------ Available records

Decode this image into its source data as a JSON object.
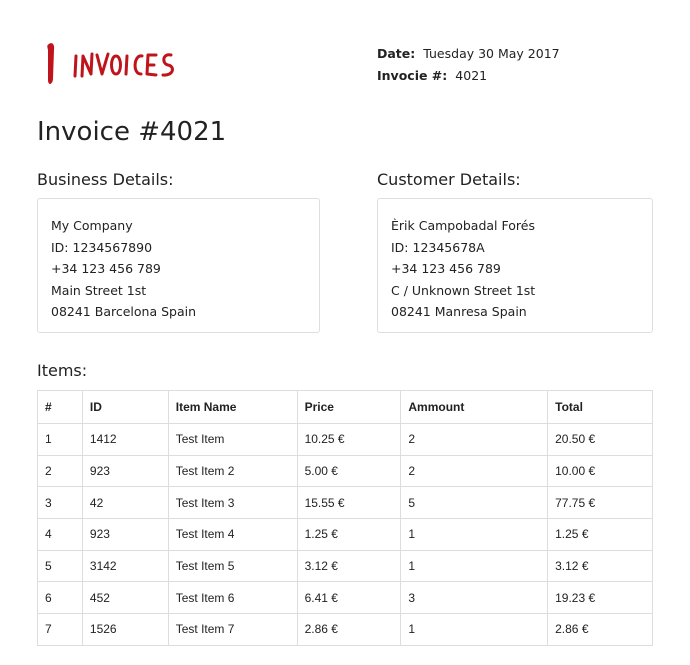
{
  "logo": {
    "text": "INVOICES",
    "color": "#c0141c"
  },
  "meta": {
    "date_label": "Date:",
    "date_value": "Tuesday 30 May 2017",
    "invoice_label": "Invocie #:",
    "invoice_value": "4021"
  },
  "title": "Invoice #4021",
  "business": {
    "heading": "Business Details:",
    "lines": [
      "My Company",
      "ID: 1234567890",
      "+34 123 456 789",
      "Main Street 1st",
      "08241 Barcelona Spain"
    ]
  },
  "customer": {
    "heading": "Customer Details:",
    "lines": [
      "Èrik Campobadal Forés",
      "ID: 12345678A",
      "+34 123 456 789",
      "C / Unknown Street 1st",
      "08241 Manresa Spain"
    ]
  },
  "items": {
    "heading": "Items:",
    "columns": [
      "#",
      "ID",
      "Item Name",
      "Price",
      "Ammount",
      "Total"
    ],
    "rows": [
      [
        "1",
        "1412",
        "Test Item",
        "10.25 €",
        "2",
        "20.50 €"
      ],
      [
        "2",
        "923",
        "Test Item 2",
        "5.00 €",
        "2",
        "10.00 €"
      ],
      [
        "3",
        "42",
        "Test Item 3",
        "15.55 €",
        "5",
        "77.75 €"
      ],
      [
        "4",
        "923",
        "Test Item 4",
        "1.25 €",
        "1",
        "1.25 €"
      ],
      [
        "5",
        "3142",
        "Test Item 5",
        "3.12 €",
        "1",
        "3.12 €"
      ],
      [
        "6",
        "452",
        "Test Item 6",
        "6.41 €",
        "3",
        "19.23 €"
      ],
      [
        "7",
        "1526",
        "Test Item 7",
        "2.86 €",
        "1",
        "2.86 €"
      ]
    ]
  }
}
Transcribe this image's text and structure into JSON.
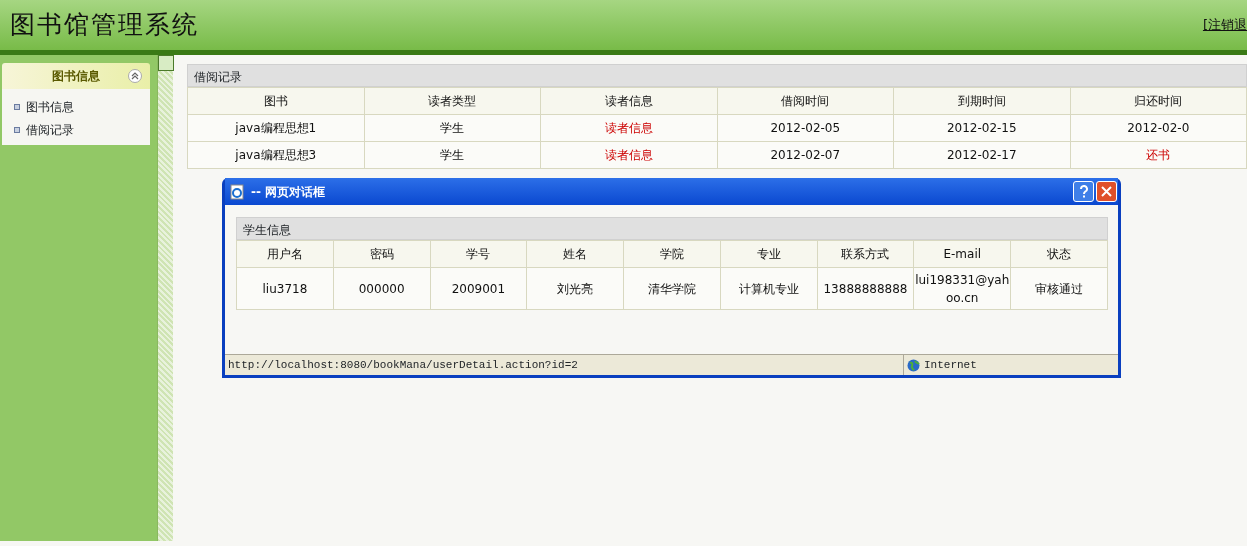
{
  "header": {
    "title": "图书馆管理系统",
    "logout_link": "[注销退"
  },
  "sidebar": {
    "panel_title": "图书信息",
    "items": [
      {
        "label": "图书信息"
      },
      {
        "label": "借阅记录"
      }
    ]
  },
  "borrow_table": {
    "title": "借阅记录",
    "columns": [
      "图书",
      "读者类型",
      "读者信息",
      "借阅时间",
      "到期时间",
      "归还时间"
    ],
    "rows": [
      {
        "book": "java编程思想1",
        "reader_type": "学生",
        "reader_info": "读者信息",
        "borrow_time": "2012-02-05",
        "due_time": "2012-02-15",
        "return": {
          "kind": "date",
          "text": "2012-02-0"
        }
      },
      {
        "book": "java编程思想3",
        "reader_type": "学生",
        "reader_info": "读者信息",
        "borrow_time": "2012-02-07",
        "due_time": "2012-02-17",
        "return": {
          "kind": "link",
          "text": "还书"
        }
      }
    ]
  },
  "dialog": {
    "title": "-- 网页对话框",
    "panel_title": "学生信息",
    "columns": [
      "用户名",
      "密码",
      "学号",
      "姓名",
      "学院",
      "专业",
      "联系方式",
      "E-mail",
      "状态"
    ],
    "rows": [
      [
        "liu3718",
        "000000",
        "2009001",
        "刘光亮",
        "清华学院",
        "计算机专业",
        "13888888888",
        "lui198331@yahoo.cn",
        "审核通过"
      ]
    ],
    "status_url": "http://localhost:8080/bookMana/userDetail.action?id=2",
    "zone": "Internet"
  }
}
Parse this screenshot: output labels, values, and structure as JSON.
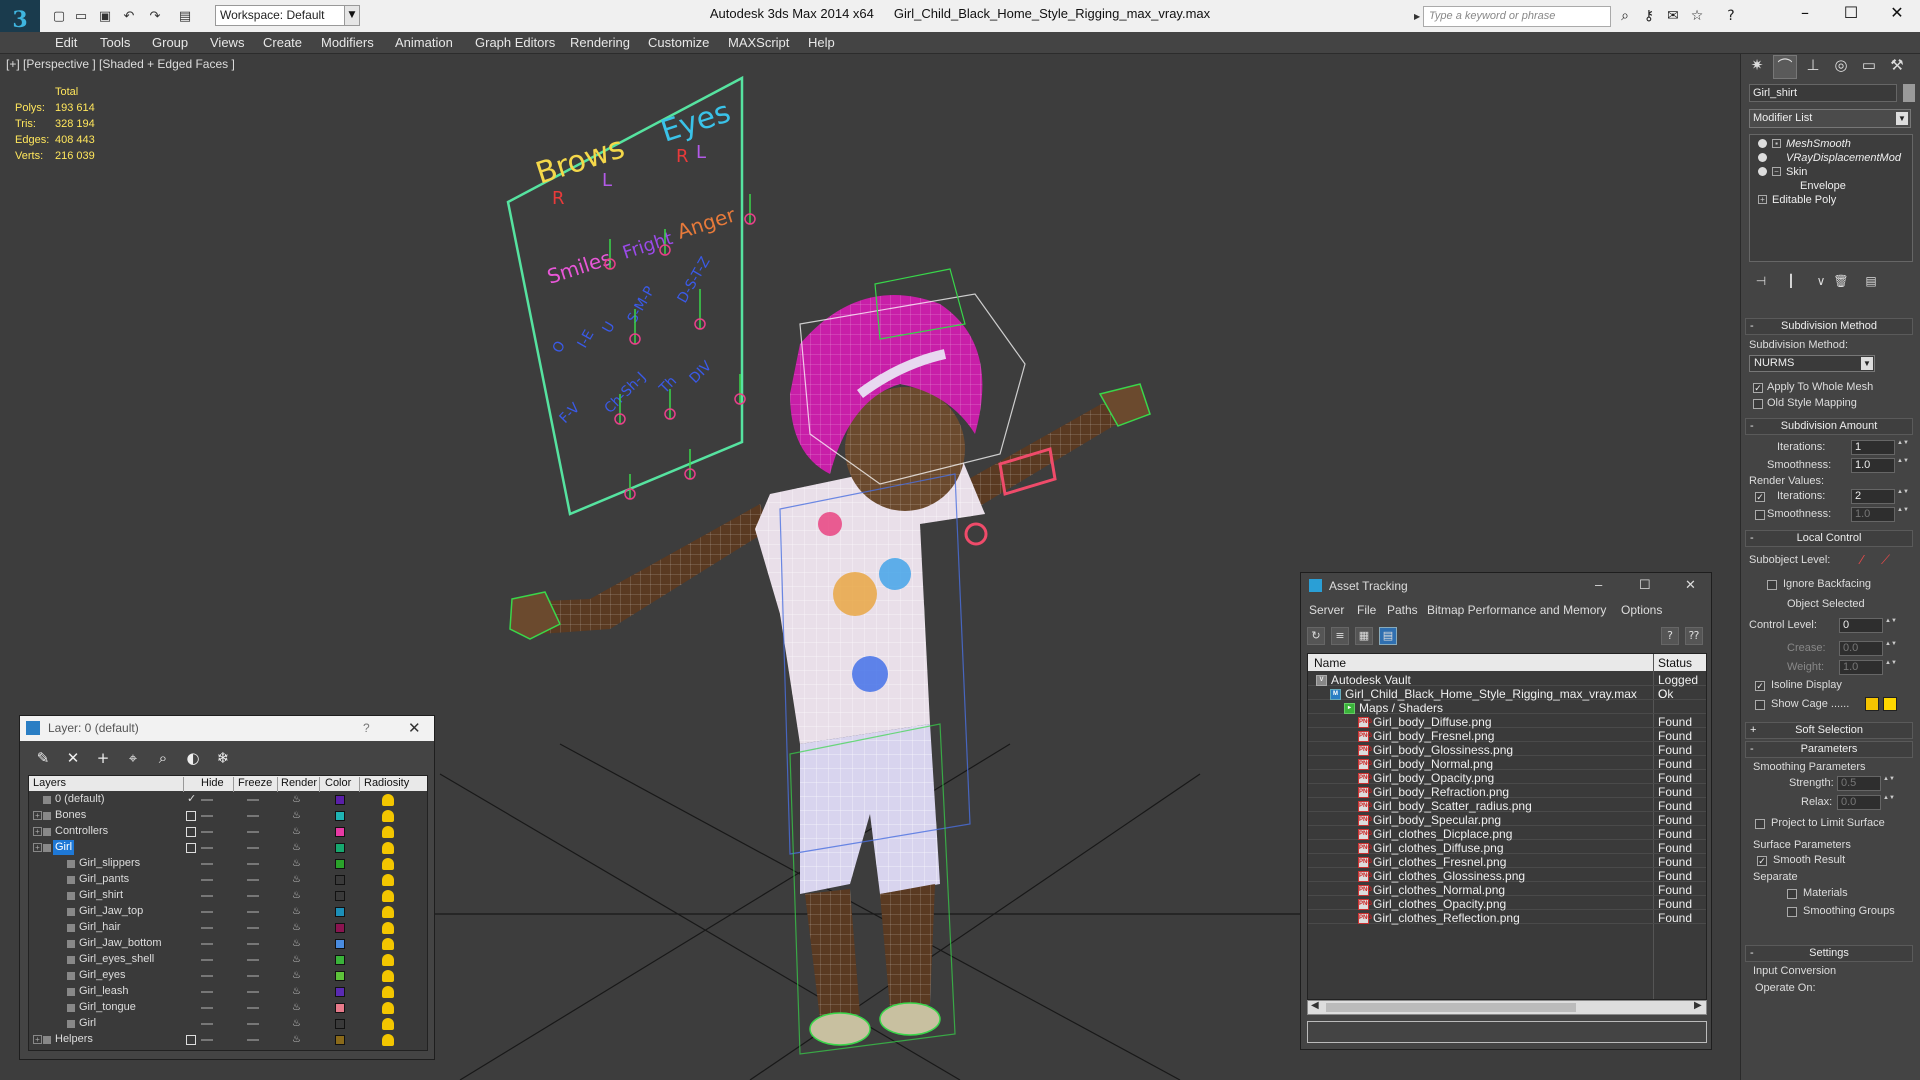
{
  "titlebar": {
    "workspace": "Workspace: Default",
    "app_name": "Autodesk 3ds Max  2014 x64",
    "file_name": "Girl_Child_Black_Home_Style_Rigging_max_vray.max",
    "search_placeholder": "Type a keyword or phrase"
  },
  "menu": [
    "Edit",
    "Tools",
    "Group",
    "Views",
    "Create",
    "Modifiers",
    "Animation",
    "Graph Editors",
    "Rendering",
    "Customize",
    "MAXScript",
    "Help"
  ],
  "viewport": {
    "label": "[+] [Perspective ] [Shaded + Edged Faces ]",
    "stats": {
      "header": "Total",
      "rows": [
        {
          "k": "Polys:",
          "v": "193 614"
        },
        {
          "k": "Tris:",
          "v": "328 194"
        },
        {
          "k": "Edges:",
          "v": "408 443"
        },
        {
          "k": "Verts:",
          "v": "216 039"
        }
      ]
    },
    "face_panel": {
      "brows": "Brows",
      "eyes": "Eyes",
      "r1": "R",
      "l1": "L",
      "r2": "R",
      "l2": "L",
      "smiles": "Smiles",
      "fright": "Fright",
      "anger": "Anger",
      "visemes": [
        "O",
        "I-E",
        "U",
        "S-M-P",
        "D-S-T-Z"
      ],
      "visemes2": [
        "F-V",
        "Ch-Sh-J",
        "Th",
        "DIV"
      ]
    },
    "colors": {
      "stats": "#ffe65c",
      "panel_frame": "#56e3a0",
      "hair": "#c81fa8",
      "wire_green": "#38d64a",
      "wire_blue": "#4a6fe0",
      "pink_ctrl": "#ef4b6a"
    }
  },
  "layer_window": {
    "title": "Layer: 0 (default)",
    "help": "?",
    "columns": [
      "Layers",
      "Hide",
      "Freeze",
      "Render",
      "Color",
      "Radiosity"
    ],
    "rows": [
      {
        "name": "0 (default)",
        "indent": 0,
        "expand": false,
        "check": true,
        "color": "#5a1fa8"
      },
      {
        "name": "Bones",
        "indent": 0,
        "expand": true,
        "color": "#1fb3b3"
      },
      {
        "name": "Controllers",
        "indent": 0,
        "expand": true,
        "color": "#e83aa5"
      },
      {
        "name": "Girl",
        "indent": 0,
        "expand": true,
        "selected": true,
        "color": "#17a86f"
      },
      {
        "name": "Girl_slippers",
        "indent": 1,
        "color": "#2aa32a"
      },
      {
        "name": "Girl_pants",
        "indent": 1,
        "color": "#3a3a3a"
      },
      {
        "name": "Girl_shirt",
        "indent": 1,
        "color": "#3a3a3a"
      },
      {
        "name": "Girl_Jaw_top",
        "indent": 1,
        "color": "#1c8fb8"
      },
      {
        "name": "Girl_hair",
        "indent": 1,
        "color": "#8a1450"
      },
      {
        "name": "Girl_Jaw_bottom",
        "indent": 1,
        "color": "#4a8ce0"
      },
      {
        "name": "Girl_eyes_shell",
        "indent": 1,
        "color": "#3ab33a"
      },
      {
        "name": "Girl_eyes",
        "indent": 1,
        "color": "#5ec23a"
      },
      {
        "name": "Girl_leash",
        "indent": 1,
        "color": "#5a2ab3"
      },
      {
        "name": "Girl_tongue",
        "indent": 1,
        "color": "#e87a8a"
      },
      {
        "name": "Girl",
        "indent": 1,
        "color": "#3a3a3a"
      },
      {
        "name": "Helpers",
        "indent": 0,
        "expand": true,
        "color": "#8a6a1a"
      }
    ]
  },
  "asset_window": {
    "title": "Asset Tracking",
    "menu": [
      "Server",
      "File",
      "Paths",
      "Bitmap Performance and Memory",
      "Options"
    ],
    "columns": [
      "Name",
      "Status"
    ],
    "rows": [
      {
        "name": "Autodesk Vault",
        "status": "Logged O",
        "level": 0,
        "type": "vault"
      },
      {
        "name": "Girl_Child_Black_Home_Style_Rigging_max_vray.max",
        "status": "Ok",
        "level": 1,
        "type": "max"
      },
      {
        "name": "Maps / Shaders",
        "status": "",
        "level": 2,
        "type": "folder"
      },
      {
        "name": "Girl_body_Diffuse.png",
        "status": "Found",
        "level": 3,
        "type": "png"
      },
      {
        "name": "Girl_body_Fresnel.png",
        "status": "Found",
        "level": 3,
        "type": "png"
      },
      {
        "name": "Girl_body_Glossiness.png",
        "status": "Found",
        "level": 3,
        "type": "png"
      },
      {
        "name": "Girl_body_Normal.png",
        "status": "Found",
        "level": 3,
        "type": "png"
      },
      {
        "name": "Girl_body_Opacity.png",
        "status": "Found",
        "level": 3,
        "type": "png"
      },
      {
        "name": "Girl_body_Refraction.png",
        "status": "Found",
        "level": 3,
        "type": "png"
      },
      {
        "name": "Girl_body_Scatter_radius.png",
        "status": "Found",
        "level": 3,
        "type": "png"
      },
      {
        "name": "Girl_body_Specular.png",
        "status": "Found",
        "level": 3,
        "type": "png"
      },
      {
        "name": "Girl_clothes_Dicplace.png",
        "status": "Found",
        "level": 3,
        "type": "png"
      },
      {
        "name": "Girl_clothes_Diffuse.png",
        "status": "Found",
        "level": 3,
        "type": "png"
      },
      {
        "name": "Girl_clothes_Fresnel.png",
        "status": "Found",
        "level": 3,
        "type": "png"
      },
      {
        "name": "Girl_clothes_Glossiness.png",
        "status": "Found",
        "level": 3,
        "type": "png"
      },
      {
        "name": "Girl_clothes_Normal.png",
        "status": "Found",
        "level": 3,
        "type": "png"
      },
      {
        "name": "Girl_clothes_Opacity.png",
        "status": "Found",
        "level": 3,
        "type": "png"
      },
      {
        "name": "Girl_clothes_Reflection.png",
        "status": "Found",
        "level": 3,
        "type": "png"
      }
    ]
  },
  "command_panel": {
    "object_name": "Girl_shirt",
    "modifier_list": "Modifier List",
    "stack": [
      {
        "label": "MeshSmooth",
        "italic": true,
        "eye": true,
        "box": true
      },
      {
        "label": "VRayDisplacementMod",
        "italic": true,
        "eye": true
      },
      {
        "label": "Skin",
        "eye": true,
        "expand": true
      },
      {
        "label": "Envelope",
        "sub": true
      },
      {
        "label": "Editable Poly",
        "box": true
      }
    ],
    "subdivision_method": {
      "rollout": "Subdivision Method",
      "label": "Subdivision Method:",
      "value": "NURMS",
      "apply_whole_mesh": "Apply To Whole Mesh",
      "old_style_mapping": "Old Style Mapping"
    },
    "subdivision_amount": {
      "rollout": "Subdivision Amount",
      "iterations_label": "Iterations:",
      "iterations": "1",
      "smoothness_label": "Smoothness:",
      "smoothness": "1.0",
      "render_values": "Render Values:",
      "r_iterations_label": "Iterations:",
      "r_iterations": "2",
      "r_smoothness_label": "Smoothness:",
      "r_smoothness": "1.0"
    },
    "local_control": {
      "rollout": "Local Control",
      "subobject_level": "Subobject Level:",
      "ignore_backfacing": "Ignore Backfacing",
      "object_selected": "Object Selected",
      "control_level_label": "Control Level:",
      "control_level": "0",
      "crease_label": "Crease:",
      "crease": "0.0",
      "weight_label": "Weight:",
      "weight": "1.0",
      "isoline_display": "Isoline Display",
      "show_cage": "Show Cage ......"
    },
    "soft_selection": {
      "rollout": "Soft Selection"
    },
    "parameters": {
      "rollout": "Parameters",
      "smoothing_params": "Smoothing Parameters",
      "strength_label": "Strength:",
      "strength": "0.5",
      "relax_label": "Relax:",
      "relax": "0.0",
      "project_limit": "Project to Limit Surface",
      "surface_params": "Surface Parameters",
      "smooth_result": "Smooth Result",
      "separate": "Separate",
      "materials": "Materials",
      "smoothing_groups": "Smoothing Groups"
    },
    "settings": {
      "rollout": "Settings",
      "input_conversion": "Input Conversion",
      "operate_on": "Operate On:"
    },
    "cage_colors": [
      "#f5c400",
      "#ffd800"
    ]
  }
}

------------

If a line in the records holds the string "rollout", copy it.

▶ _Response below_:
      "rollout": "Subdivision Method",
      "rollout": "Subdivision Amount",
      "rollout": "Local Control",
      "rollout": "Soft Selection"
      "rollout": "Parameters",
      "rollout": "Settings",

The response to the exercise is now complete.